Another suggestion was to change the application from a virtual directory to an application in IIS.  In my case, it was already an application.

So, none of the suggestions I found fixed the problem.  For me, the problem fixed itself.  In about an hour, the error just went away.  I'm guessing this is because something cached on ASP.NET.  Maybe restarting the application in IIS would also fix the issue.  I don't have access to doing that in the staging environment on my PC, so I can't verify.  But if you're getting this error and don't see what the issue is, just try waiting. In one case, it took about 12 hours for the error to fix itself.

Of course, is the error is occuring on production, try restarting the application in IIS. Just keep in mind that if you're going from dynamically-compiled to precompiled, this runtime error is likely to occur if your application uses ObjectDataSource controls.

Tuesday, May 14, 2013

Arbitrary Groups in SQL Server Using Windowing

I often need to divide recordsets into groups for various reasons.  For example, if we’re testing an application, the testers might want a census of sample users they’re going to test with, and I want to assign each sample user to a test group to ensure that they’re only tested once.  This can be done using windowing in SQL Server (windowing was introduced in SQL Server 2005).

Here’s an example:

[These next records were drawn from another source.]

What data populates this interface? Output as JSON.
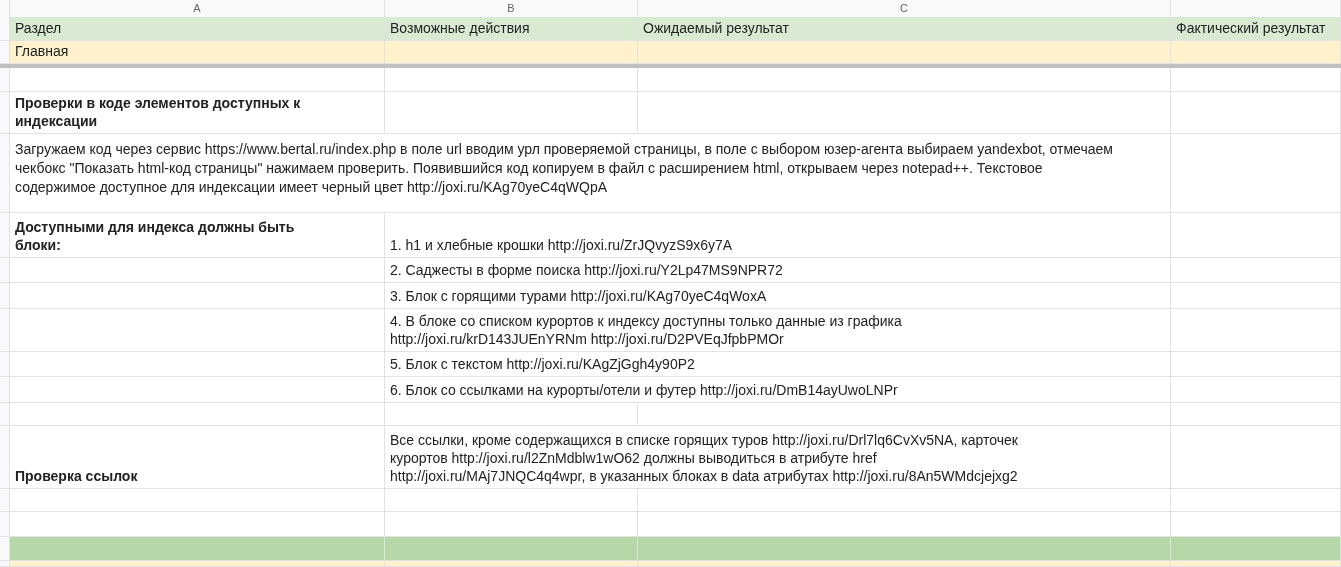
{
  "column_headers": [
    "A",
    "B",
    "C"
  ],
  "rows": [
    {
      "kind": "header",
      "a": "Раздел",
      "b": "Возможные действия",
      "c": "Ожидаемый результат",
      "d": "Фактический результат"
    },
    {
      "kind": "section",
      "a": "Главная"
    },
    {
      "kind": "blank"
    },
    {
      "kind": "heading",
      "a": "Проверки в коде элементов доступных к индексации"
    },
    {
      "kind": "note",
      "text": "Загружаем код через сервис https://www.bertal.ru/index.php в поле url вводим урл проверяемой страницы, в поле с выбором юзер-агента выбираем yandexbot, отмечаем\nчекбокс \"Показать html-код страницы\" нажимаем проверить. Появившийся код копируем в файл с расширением html, открываем через notepad++. Текстовое\nсодержимое доступное для индексации имеет черный цвет http://joxi.ru/KAg70yeC4qWQpA"
    },
    {
      "kind": "item",
      "a": "Доступными для индекса должны быть\nблоки:",
      "bc": "1. h1 и хлебные крошки http://joxi.ru/ZrJQvyzS9x6y7A"
    },
    {
      "kind": "item",
      "bc": "2. Саджесты в форме поиска http://joxi.ru/Y2Lp47MS9NPR72"
    },
    {
      "kind": "item",
      "bc": "3. Блок с горящими турами http://joxi.ru/KAg70yeC4qWoxA"
    },
    {
      "kind": "item",
      "bc": "4. В блоке со списком курортов к индексу доступны только данные из графика\nhttp://joxi.ru/krD143JUEnYRNm http://joxi.ru/D2PVEqJfpbPMOr"
    },
    {
      "kind": "item",
      "bc": "5. Блок с текстом http://joxi.ru/KAgZjGgh4y90P2"
    },
    {
      "kind": "item",
      "bc": "6. Блок со ссылками на курорты/отели и футер http://joxi.ru/DmB14ayUwoLNPr"
    },
    {
      "kind": "blank"
    },
    {
      "kind": "item",
      "a": "Проверка ссылок",
      "bc": "Все ссылки, кроме содержащихся в списке горящих туров http://joxi.ru/Drl7lq6CvXv5NA, карточек\nкурортов http://joxi.ru/l2ZnMdblw1wO62 должны выводиться в атрибуте href\nhttp://joxi.ru/MAj7JNQC4q4wpr, в указанных блоках в data атрибутах http://joxi.ru/8An5WMdcjejxg2"
    },
    {
      "kind": "blank"
    },
    {
      "kind": "blank"
    },
    {
      "kind": "band"
    },
    {
      "kind": "tail"
    }
  ]
}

--create a sample dataset  
 create table #temp (MyRecord integer identity(1000, 7), [Name] nvarchar(50));  
 declare @x integer = 1;while @x <= 500 begin  
      insert into #temp ([Name]) values ('Sample ' + convert(nvarchar(40), getdate(), 121));  
      set @x = @x + 1;  
 -- divide into groups  
 declare @Groups decimal(20, 4) = 30;-- how many groups we want. The overflow will go into another group  
      [Testing Group] =   
                     row_number() over (order by t.MyRecord)   
                     / (count(t.MyRecord) over () / (@Groups)) -- this is going to be the size of each group  
                     + 1,  
                     0, 1 -- arguments for the round function. This will cause the decimal to be truncated                 
      #temp t;  

There are probably more elegant solutions, and the code looks a little messy, but it works.